*(English)*
Zbl 0703.68099

Oxford: University Press. XIX, 385 p. (1987).

Computer simulation of liquids has developed rapidly in the last years. The book presented by M. P. Allen and D. J. Tildesley in 1987 and now available in paperback provides a comprehensive introduction and an excellent survey of the state of the art in this complex field.

The book can be divided into four parts: Introduction and fundamental simulation methods, programming tricks and error analysis, topics and advanced simulation techniques and finally applications and case-studies.

The first part consists of four chapters. After a short introduction into motivation and application of simulation, the modelling problem is discussed. Model systems, interaction potentials and boundary conditions are considered. Those aspects of statistical mechanics which are of interest for computer simulation are summarized. The “molecular dynamics” are investigated by solving the classical equations of motion for a set of molecules. The results are obtained by numerical solution of the differential equations. Two integration methods are described: Gears predictor corrector method and the verlet algorithm. The Monte Carlo method is explained and then applied to computer simulation. Fortran program segments for the kernel routines are given.

In the second part (chapter five and six) tricks and special programming techniques are provided. The starting-up-problem is investigated. Analysis of the results and error estimation is considered.

In Chapters 7 to 10 advanced techniques such as stochastic simulation and extensions of the Monte Carlo method are described. Non-equilibrium, Brownian dynamics and quantum simulations are investigated.

In last part (chapter 11) the methods are illustrated by case-studies such as the liquid drop, molten salts and liquid crystals.

Technical details (e.g. computer hardware, Fourier-Transform and generating random numbers) are presented in appendices.

The book is recommended to all research workers in this field.

The book can be divided into four parts: Introduction and fundamental simulation methods, programming tricks and error analysis, topics and advanced simulation techniques and finally applications and case-studies.

The first part consists of four chapters. After a short introduction into motivation and application of simulation, the modelling problem is discussed. Model systems, interaction potentials and boundary conditions are considered. Those aspects of statistical mechanics which are of interest for computer simulation are summarized. The “molecular dynamics” are investigated by solving the classical equations of motion for a set of molecules. The results are obtained by numerical solution of the differential equations. Two integration methods are described: Gears predictor corrector method and the verlet algorithm. The Monte Carlo method is explained and then applied to computer simulation. Fortran program segments for the kernel routines are given.

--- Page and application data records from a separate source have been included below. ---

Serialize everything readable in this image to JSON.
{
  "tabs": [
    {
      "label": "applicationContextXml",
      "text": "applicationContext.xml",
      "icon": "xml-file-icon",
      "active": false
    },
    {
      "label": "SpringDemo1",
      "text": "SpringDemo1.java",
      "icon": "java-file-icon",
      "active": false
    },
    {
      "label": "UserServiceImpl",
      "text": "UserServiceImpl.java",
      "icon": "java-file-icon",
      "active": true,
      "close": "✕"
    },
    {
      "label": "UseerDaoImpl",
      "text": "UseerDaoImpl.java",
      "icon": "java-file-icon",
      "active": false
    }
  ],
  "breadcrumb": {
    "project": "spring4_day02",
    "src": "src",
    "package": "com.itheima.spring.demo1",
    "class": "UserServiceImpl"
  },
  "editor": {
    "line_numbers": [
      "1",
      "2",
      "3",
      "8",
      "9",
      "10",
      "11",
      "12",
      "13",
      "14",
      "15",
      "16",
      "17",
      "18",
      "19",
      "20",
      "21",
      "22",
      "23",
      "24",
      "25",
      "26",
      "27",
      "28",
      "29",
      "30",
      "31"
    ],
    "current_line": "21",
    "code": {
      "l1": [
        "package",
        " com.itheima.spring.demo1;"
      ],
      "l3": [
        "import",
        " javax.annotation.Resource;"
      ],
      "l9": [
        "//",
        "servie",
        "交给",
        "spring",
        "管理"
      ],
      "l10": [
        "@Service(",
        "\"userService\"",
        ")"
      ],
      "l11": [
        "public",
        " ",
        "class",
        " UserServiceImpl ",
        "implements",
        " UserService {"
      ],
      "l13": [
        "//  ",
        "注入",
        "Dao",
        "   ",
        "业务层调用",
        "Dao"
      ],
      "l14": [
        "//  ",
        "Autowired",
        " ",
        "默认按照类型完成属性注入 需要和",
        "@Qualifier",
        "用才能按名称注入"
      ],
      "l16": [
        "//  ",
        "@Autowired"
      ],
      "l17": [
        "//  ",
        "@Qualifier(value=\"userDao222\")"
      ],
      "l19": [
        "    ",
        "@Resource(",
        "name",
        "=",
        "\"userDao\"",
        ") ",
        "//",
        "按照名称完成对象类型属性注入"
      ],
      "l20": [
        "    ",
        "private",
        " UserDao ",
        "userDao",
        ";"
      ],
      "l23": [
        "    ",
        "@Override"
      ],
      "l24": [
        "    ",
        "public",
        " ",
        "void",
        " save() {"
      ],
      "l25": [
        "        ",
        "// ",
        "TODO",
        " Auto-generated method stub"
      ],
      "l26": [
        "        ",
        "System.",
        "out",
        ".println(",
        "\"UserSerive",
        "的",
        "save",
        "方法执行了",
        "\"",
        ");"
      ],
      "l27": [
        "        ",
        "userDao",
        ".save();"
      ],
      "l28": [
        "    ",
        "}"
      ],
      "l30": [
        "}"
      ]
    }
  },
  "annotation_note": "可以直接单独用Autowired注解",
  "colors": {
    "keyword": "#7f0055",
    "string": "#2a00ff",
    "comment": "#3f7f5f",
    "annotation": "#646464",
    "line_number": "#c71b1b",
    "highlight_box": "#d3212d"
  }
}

In the second part (chapter five and six) tricks and special programming techniques are provided. The starting-up-problem is investigated. Analysis of the results and error estimation is considered.

In Chapters 7 to 10 advanced techniques such as stochastic simulation and extensions of the Monte Carlo method are described. Non-equilibrium, Brownian dynamics and quantum simulations are investigated.

In last part (chapter 11) the methods are illustrated by case-studies such as the liquid drop, molten salts and liquid crystals.

Technical details (e.g. computer hardware, Fourier-Transform and generating random numbers) are presented in appendices.

The book is recommended to all research workers in this field.

Reviewer: R.Tracht

### MSC:

68U20 | Simulation (MSC2010) |

68-02 | Research exposition (monographs, survey articles) pertaining to computer science |